=== Problem ===
Filter the records, keeping every line that has the string "Quel".

Input records: Begin

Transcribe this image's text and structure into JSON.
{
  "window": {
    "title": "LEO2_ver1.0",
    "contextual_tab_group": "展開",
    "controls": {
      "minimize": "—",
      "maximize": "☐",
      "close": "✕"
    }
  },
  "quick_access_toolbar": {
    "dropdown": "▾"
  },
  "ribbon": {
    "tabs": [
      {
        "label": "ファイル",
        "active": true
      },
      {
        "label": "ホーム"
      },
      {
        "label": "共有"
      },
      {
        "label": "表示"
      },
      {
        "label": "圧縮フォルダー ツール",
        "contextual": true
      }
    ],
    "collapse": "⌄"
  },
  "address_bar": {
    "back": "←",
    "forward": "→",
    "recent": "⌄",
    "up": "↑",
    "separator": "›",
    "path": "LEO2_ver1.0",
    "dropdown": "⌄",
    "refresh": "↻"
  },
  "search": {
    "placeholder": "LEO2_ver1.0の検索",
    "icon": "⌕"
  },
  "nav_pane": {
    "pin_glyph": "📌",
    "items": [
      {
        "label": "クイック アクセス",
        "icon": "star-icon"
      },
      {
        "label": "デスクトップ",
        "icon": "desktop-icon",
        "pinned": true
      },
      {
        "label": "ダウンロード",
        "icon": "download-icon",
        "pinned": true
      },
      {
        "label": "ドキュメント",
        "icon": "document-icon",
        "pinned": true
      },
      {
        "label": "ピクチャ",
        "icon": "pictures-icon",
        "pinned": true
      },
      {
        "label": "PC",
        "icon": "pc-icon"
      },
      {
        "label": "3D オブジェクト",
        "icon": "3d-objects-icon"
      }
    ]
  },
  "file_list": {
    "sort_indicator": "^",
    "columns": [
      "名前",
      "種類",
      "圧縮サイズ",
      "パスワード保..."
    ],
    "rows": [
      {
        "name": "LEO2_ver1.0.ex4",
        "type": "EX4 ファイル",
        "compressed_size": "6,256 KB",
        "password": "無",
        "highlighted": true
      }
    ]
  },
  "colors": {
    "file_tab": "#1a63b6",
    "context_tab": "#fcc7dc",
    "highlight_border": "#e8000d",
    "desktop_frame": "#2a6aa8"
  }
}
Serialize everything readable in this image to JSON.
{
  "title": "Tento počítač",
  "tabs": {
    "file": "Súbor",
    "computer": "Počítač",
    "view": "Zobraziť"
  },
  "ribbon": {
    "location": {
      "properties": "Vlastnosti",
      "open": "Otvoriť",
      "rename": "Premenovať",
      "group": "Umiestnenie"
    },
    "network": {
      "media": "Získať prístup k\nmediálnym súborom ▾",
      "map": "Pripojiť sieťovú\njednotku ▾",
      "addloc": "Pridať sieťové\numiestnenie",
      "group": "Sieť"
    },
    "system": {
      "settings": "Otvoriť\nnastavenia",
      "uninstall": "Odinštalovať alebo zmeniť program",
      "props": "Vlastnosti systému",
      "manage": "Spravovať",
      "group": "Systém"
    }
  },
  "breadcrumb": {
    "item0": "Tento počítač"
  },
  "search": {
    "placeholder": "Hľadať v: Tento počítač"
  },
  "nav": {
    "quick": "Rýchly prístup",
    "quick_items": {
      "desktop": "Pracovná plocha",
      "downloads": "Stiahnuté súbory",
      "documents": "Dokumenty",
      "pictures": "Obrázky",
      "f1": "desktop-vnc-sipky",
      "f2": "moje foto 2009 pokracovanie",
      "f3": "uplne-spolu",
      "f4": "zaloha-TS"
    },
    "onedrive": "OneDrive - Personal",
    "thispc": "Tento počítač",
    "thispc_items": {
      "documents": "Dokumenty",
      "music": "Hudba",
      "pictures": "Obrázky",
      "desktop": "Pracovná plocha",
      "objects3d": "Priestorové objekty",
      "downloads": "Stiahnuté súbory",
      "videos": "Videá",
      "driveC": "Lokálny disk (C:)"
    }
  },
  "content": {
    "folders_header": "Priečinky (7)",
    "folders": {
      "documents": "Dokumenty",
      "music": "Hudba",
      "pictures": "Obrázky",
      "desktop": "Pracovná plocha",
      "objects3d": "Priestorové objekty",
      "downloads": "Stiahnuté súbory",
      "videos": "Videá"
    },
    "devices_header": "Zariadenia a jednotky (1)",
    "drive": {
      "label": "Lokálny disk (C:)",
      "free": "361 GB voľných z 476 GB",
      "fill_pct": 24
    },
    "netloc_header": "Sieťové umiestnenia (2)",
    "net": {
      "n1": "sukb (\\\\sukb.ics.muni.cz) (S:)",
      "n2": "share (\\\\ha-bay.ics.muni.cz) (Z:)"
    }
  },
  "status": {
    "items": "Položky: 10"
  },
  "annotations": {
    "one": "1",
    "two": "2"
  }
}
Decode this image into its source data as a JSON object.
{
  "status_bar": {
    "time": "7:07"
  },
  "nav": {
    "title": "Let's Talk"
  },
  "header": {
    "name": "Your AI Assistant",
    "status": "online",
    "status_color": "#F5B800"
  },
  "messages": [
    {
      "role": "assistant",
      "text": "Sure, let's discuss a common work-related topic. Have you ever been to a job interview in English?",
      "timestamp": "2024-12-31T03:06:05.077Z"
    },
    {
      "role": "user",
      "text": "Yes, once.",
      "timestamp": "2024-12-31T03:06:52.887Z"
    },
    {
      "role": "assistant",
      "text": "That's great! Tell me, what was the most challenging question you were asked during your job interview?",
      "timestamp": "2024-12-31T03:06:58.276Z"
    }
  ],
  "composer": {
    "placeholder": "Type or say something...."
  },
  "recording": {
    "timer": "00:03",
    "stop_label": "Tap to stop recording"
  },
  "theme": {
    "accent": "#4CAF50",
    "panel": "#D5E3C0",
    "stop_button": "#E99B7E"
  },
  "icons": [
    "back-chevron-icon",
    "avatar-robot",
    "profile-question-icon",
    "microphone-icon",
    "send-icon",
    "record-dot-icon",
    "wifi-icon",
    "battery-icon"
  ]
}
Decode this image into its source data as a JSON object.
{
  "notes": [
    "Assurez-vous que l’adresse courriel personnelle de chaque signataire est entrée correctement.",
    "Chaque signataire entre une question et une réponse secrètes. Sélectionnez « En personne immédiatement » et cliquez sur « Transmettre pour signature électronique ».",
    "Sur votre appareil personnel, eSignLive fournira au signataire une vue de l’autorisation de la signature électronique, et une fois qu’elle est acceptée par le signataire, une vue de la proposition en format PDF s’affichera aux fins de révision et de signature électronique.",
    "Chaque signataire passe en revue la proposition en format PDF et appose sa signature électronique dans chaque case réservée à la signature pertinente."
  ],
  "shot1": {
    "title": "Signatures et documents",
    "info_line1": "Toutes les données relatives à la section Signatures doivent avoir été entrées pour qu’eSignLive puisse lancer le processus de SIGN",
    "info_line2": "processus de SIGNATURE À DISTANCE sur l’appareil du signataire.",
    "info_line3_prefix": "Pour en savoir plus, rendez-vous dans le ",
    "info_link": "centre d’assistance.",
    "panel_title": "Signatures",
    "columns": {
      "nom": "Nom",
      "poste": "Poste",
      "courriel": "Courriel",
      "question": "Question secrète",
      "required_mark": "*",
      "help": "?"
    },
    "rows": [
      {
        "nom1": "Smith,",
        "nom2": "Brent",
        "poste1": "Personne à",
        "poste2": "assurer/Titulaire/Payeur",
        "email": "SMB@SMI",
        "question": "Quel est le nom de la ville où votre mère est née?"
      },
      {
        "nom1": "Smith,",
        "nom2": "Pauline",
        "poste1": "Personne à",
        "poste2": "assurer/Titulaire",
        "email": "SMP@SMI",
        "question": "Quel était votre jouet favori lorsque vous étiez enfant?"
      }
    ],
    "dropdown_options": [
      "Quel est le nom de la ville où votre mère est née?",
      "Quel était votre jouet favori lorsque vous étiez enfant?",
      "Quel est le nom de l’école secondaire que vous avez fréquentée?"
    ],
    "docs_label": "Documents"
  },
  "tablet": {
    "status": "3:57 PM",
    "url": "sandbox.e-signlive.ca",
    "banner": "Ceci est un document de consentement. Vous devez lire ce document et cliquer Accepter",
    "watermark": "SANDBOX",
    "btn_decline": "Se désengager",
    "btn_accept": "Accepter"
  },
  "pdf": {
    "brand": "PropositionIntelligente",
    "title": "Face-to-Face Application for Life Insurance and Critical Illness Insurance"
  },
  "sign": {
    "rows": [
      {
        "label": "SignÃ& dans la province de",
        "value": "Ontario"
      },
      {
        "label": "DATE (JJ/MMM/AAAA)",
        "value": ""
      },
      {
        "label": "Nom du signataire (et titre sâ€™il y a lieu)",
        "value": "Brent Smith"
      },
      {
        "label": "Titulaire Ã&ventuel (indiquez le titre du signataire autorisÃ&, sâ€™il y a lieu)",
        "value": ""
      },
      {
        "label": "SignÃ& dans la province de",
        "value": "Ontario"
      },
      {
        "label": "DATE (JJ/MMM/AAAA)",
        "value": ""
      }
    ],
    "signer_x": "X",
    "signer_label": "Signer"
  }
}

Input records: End

=== Answer section ===
        "question": "Quel est le nom de la ville où votre mère est née?"
        "question": "Quel était votre jouet favori lorsque vous étiez enfant?"
      "Quel est le nom de la ville où votre mère est née?",
      "Quel était votre jouet favori lorsque vous étiez enfant?",
      "Quel est le nom de l’école secondaire que vous avez fréquentée?"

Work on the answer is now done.